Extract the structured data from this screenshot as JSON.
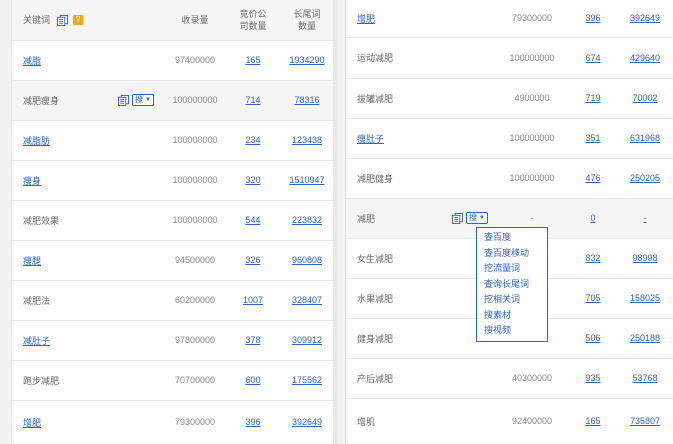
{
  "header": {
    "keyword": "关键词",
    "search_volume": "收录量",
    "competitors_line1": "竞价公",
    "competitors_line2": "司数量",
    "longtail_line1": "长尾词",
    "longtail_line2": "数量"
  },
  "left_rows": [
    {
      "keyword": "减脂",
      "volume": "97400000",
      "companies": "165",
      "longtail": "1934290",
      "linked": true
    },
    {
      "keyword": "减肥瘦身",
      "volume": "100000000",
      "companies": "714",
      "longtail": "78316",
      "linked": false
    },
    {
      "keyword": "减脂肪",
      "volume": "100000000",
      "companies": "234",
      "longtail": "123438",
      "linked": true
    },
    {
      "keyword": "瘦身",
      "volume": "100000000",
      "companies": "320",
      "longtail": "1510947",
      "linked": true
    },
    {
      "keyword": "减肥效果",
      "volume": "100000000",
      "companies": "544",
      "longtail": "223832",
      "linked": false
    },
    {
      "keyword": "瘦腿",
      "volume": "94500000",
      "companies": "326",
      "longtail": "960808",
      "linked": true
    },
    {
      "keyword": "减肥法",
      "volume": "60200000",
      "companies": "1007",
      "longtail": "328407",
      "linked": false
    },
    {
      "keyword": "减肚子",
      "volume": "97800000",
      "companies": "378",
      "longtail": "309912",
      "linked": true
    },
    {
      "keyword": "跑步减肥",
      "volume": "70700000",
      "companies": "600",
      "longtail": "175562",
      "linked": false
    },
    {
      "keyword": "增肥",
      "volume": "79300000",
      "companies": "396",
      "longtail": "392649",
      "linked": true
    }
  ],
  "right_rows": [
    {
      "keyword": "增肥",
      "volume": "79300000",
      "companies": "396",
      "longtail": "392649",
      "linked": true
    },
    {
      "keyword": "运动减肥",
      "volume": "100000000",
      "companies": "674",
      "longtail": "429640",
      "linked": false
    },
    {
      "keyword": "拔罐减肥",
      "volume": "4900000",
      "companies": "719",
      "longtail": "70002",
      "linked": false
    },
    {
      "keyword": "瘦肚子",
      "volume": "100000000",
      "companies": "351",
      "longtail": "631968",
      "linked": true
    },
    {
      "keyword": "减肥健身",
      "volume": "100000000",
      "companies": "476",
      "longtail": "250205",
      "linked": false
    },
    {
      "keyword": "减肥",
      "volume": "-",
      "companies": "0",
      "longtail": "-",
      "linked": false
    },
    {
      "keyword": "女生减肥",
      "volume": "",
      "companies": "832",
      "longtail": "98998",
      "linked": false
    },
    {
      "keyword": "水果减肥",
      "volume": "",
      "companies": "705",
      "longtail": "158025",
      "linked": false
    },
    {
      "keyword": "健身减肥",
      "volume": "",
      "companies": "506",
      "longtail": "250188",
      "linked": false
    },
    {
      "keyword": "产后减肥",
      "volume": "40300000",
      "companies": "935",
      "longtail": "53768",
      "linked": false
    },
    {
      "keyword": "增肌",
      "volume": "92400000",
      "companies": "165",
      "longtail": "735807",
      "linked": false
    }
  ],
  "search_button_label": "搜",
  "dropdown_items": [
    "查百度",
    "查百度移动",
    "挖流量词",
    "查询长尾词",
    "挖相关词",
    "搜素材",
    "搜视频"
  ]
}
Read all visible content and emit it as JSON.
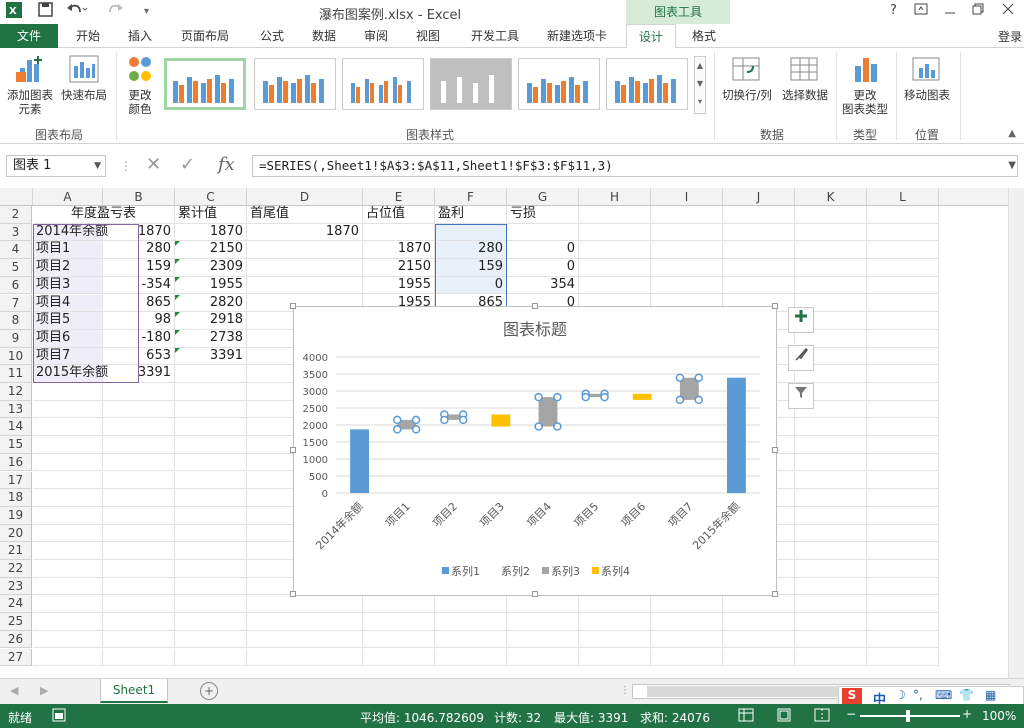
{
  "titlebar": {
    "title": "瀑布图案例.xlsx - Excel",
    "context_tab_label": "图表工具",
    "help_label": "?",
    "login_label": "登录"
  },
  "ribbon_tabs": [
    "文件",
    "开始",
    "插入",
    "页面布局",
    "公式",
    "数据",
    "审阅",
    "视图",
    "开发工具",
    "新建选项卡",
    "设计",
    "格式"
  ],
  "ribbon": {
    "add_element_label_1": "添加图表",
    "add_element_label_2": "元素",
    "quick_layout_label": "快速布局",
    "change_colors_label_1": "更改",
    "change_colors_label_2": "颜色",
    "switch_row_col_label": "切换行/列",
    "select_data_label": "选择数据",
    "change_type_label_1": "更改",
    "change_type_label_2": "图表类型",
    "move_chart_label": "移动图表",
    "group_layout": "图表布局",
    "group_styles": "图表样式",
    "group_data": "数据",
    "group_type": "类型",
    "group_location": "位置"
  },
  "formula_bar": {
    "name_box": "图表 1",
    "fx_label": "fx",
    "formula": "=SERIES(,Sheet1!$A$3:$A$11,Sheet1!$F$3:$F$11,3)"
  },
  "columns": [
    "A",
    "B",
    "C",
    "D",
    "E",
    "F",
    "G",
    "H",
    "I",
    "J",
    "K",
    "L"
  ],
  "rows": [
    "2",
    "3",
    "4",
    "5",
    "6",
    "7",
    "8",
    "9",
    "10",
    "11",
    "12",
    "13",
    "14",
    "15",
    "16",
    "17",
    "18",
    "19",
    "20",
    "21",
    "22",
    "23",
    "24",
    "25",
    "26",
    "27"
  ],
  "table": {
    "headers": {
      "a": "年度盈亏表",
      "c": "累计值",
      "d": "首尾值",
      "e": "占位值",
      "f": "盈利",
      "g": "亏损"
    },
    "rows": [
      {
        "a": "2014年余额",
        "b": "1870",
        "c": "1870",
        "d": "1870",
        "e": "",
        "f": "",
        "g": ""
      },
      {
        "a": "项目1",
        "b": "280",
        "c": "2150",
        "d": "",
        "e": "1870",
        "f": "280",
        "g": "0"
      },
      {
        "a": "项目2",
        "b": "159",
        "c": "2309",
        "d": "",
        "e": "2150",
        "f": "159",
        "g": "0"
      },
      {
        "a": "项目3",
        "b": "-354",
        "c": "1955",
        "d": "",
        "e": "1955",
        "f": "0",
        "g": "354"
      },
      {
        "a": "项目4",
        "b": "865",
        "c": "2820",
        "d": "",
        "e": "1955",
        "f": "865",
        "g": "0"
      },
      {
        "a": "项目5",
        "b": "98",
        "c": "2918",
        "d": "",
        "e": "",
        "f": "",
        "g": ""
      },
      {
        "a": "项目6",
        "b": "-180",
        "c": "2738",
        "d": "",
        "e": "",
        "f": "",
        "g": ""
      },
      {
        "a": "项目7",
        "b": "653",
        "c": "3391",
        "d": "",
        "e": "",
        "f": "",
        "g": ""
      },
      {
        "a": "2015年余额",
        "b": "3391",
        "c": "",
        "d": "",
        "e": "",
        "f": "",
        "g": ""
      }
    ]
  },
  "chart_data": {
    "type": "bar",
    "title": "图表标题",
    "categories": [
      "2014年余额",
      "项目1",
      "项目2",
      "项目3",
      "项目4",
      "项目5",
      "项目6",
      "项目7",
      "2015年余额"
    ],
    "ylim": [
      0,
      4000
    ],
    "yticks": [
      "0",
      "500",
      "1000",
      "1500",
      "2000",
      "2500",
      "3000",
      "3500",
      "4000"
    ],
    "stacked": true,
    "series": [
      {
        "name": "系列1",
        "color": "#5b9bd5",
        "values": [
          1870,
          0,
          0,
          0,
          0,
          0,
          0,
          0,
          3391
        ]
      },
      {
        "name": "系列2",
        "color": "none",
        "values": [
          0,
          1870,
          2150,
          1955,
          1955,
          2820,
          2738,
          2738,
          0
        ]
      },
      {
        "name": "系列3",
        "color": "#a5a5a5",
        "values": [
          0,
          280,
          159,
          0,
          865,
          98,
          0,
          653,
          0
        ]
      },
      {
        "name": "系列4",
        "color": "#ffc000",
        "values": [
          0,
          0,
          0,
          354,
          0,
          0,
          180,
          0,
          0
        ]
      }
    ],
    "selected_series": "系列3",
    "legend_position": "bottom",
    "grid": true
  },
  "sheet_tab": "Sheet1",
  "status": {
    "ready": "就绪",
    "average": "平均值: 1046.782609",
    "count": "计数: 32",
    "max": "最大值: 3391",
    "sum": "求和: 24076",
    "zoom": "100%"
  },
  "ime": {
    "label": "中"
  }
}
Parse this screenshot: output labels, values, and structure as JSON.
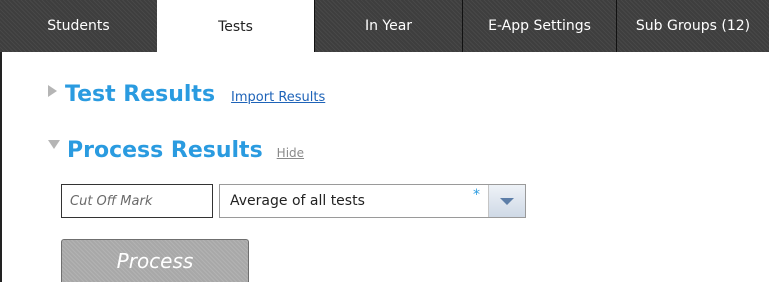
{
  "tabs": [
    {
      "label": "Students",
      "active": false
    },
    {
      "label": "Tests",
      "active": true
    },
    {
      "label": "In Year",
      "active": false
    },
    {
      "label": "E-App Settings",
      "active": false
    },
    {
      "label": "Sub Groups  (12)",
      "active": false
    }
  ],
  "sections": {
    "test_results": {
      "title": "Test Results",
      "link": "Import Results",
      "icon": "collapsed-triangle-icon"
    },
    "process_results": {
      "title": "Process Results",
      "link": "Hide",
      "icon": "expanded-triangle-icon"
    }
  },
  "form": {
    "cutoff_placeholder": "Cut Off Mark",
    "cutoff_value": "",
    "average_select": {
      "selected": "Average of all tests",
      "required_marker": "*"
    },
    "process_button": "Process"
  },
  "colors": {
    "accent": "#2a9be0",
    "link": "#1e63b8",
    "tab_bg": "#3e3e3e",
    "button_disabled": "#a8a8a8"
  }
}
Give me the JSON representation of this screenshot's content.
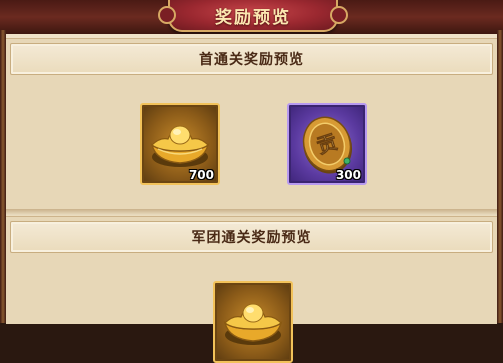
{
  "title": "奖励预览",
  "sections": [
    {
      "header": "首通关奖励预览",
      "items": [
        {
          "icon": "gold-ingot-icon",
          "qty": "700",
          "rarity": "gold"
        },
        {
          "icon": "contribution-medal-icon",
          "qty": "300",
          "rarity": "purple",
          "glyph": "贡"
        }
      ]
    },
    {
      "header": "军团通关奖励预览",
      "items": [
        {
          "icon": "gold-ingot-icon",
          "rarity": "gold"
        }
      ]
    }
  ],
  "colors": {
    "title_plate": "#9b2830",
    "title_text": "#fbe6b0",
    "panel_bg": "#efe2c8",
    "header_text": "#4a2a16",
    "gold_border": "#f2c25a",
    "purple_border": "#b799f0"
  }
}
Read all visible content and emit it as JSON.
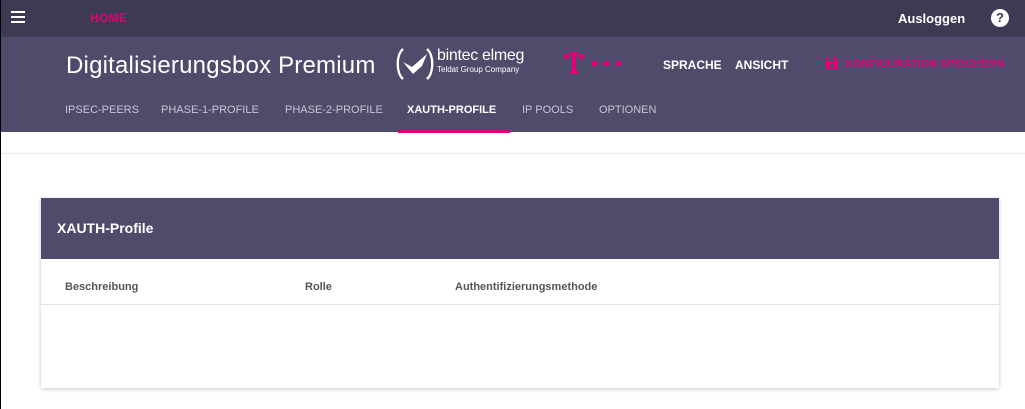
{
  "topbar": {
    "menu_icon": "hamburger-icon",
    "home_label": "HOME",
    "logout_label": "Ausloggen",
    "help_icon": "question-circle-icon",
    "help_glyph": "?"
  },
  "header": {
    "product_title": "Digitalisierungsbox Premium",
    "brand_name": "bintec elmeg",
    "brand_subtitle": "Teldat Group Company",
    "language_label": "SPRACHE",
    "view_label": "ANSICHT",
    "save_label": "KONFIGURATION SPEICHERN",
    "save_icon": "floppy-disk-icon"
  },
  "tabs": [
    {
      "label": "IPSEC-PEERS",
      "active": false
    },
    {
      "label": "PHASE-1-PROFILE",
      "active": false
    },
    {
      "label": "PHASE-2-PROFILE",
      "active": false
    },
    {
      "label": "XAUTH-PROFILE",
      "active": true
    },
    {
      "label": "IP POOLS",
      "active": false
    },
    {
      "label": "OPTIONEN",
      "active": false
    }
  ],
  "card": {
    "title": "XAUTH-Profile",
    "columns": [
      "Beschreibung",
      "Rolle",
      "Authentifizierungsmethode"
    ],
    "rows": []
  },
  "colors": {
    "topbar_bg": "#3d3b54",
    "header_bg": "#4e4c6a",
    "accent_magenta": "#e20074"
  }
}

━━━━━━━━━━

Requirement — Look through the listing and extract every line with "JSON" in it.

Written solution —
Extract the structured data from this screenshot as JSON.
Read all visible content and emit it as JSON.
Parse this screenshot: output labels, values, and structure as JSON.
Give me the JSON representation of this screenshot's content.
Read all visible content and emit it as JSON.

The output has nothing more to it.